This blog post relates to the new paper Infrastructure to support housing.
We often hear that Britain is in the midst of a housing crisis. The government aims to tackle it by building one million homes in England over the next five years, with the annual build rate rising towards its 300,000 homes target. This will require the expansion of some of our cities, towns and villages – alongside the creation of entirely new settlements.
Inevitably, these emerging communities will need water, energy, wastewater and broadband, so further infrastructure must be built and existing services strengthened. Infrastructure can take longer to deliver than housing, so usually it’s necessary to invest in it at an earlier stage in the process. This means that utility companies must work with developers and planning authorities to ensure coordination.
Developers have been open about the challenges they face in getting their properties connected to utilities. Beneath our feet there’s an intricate arrangement of cables and pipes supplying buildings with these vital resources. While historically there may have been space to accommodate new housing on this network, today it’s under pressure.
The impact of drought and flooding will challenge our water and wastewater systems. While Britain pursues net zero, electricity demand is expected to rise, as we plug in more electric vehicles and install heat pumps to warm our homes. And with digital connectivity increasingly considered a basic need, gigabit–capable broadband may become a requirement for new build properties.

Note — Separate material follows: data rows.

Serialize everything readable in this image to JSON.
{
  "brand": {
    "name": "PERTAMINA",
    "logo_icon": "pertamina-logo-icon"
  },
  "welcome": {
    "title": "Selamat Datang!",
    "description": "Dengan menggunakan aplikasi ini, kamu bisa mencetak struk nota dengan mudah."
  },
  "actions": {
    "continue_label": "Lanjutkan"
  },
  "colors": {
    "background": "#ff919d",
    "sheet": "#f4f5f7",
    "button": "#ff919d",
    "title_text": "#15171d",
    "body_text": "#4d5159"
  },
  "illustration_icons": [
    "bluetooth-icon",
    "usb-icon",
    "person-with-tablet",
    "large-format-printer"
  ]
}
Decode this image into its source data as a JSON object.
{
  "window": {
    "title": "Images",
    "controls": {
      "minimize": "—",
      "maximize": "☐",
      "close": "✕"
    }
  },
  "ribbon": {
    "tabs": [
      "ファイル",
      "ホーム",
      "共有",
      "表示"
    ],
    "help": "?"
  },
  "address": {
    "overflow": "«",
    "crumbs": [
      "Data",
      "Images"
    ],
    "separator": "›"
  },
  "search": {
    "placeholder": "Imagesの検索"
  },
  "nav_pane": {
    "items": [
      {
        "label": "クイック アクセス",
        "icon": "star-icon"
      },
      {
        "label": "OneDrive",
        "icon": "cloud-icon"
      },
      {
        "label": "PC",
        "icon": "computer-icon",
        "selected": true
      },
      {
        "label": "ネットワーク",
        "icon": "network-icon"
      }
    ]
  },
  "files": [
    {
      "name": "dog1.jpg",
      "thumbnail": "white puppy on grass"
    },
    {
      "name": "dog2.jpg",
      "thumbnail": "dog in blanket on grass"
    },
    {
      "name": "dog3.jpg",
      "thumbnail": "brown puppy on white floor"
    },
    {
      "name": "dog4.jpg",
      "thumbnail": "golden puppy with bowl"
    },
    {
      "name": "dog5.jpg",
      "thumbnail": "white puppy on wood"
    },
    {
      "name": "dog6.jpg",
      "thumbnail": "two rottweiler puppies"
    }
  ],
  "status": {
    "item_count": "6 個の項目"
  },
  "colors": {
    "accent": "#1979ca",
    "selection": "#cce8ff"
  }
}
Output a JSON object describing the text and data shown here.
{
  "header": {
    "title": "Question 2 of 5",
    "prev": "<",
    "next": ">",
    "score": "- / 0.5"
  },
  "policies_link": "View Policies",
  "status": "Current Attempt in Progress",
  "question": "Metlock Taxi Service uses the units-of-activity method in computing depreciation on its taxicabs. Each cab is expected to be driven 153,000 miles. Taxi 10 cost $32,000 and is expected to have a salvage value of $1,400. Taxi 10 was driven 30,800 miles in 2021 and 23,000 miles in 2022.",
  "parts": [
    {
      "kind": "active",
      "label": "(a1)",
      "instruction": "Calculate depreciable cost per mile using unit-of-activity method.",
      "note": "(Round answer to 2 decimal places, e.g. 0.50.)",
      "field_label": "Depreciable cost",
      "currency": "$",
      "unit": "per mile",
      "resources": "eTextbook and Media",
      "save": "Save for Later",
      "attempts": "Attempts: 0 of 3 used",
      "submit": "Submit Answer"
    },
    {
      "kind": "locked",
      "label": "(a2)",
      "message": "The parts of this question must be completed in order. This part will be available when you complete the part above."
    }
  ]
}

Back in July 2018, the Commission’s National Infrastructure Assessment found that there were barriers to effective deployment of infrastructure to support housing. Expanding on that, today we are publishing a new paper examining the role of utilities in supporting housing delivery. This has been informed by engagement with developers, planners and infrastructure providers.
These stakeholders have shared concerns that aspects of the legal, regulatory and governance frameworks within which they operate have been hampering delivery. Our paper incorporates their feedback and takes a closer look at the problems they are grappling with.
We have identified four core issues, with the first centring on transparency. The accessibility of information concerning the location of new homes, the capacity of utility networks and the likely cost of connection needs to be improved. This would help developers factor in more accurate costs of utility provision when purchasing land for future development.
Second, large developments, especially where there are multiple developers involved, could benefit from a coordinating body to help bring relevant parties together and prepare the utilities required for housing development sites. We think development corporations are best placed to do this, and where this is not feasible, planning authorities should be resourced to take on this role.
Similarly, infrastructure providers can be poor at providing timely updates to their customers about milestones for deployment. To remedy this, regulators should focus on monitoring and reporting this area, to ensure the expectations of developers and planning authorities are maintained and met.
Finally, developers and infrastructure providers are reluctant to carry the risk of investment in infrastructure until they have certainty that it will be used, and they can be confident their outlay will be recouped. The issues this creates will persist unless parties are incentivised to manage risk differently or change to the regulatory frameworks shift the balance. Regulators must evaluate the impact of such shifts on all utility network users.
We hope this paper will draw attention to these challenges and highlight some of the solutions that have been identified across sectors. By making improvements to the way infrastructure is provided for new housing, some of the barriers to getting new properties built quickly should be removed. This will be an important step towards ensuring that more people have access to the homes and services they need.
Olivia Powis is a senior policy adviser at the National Infrastructure Commission.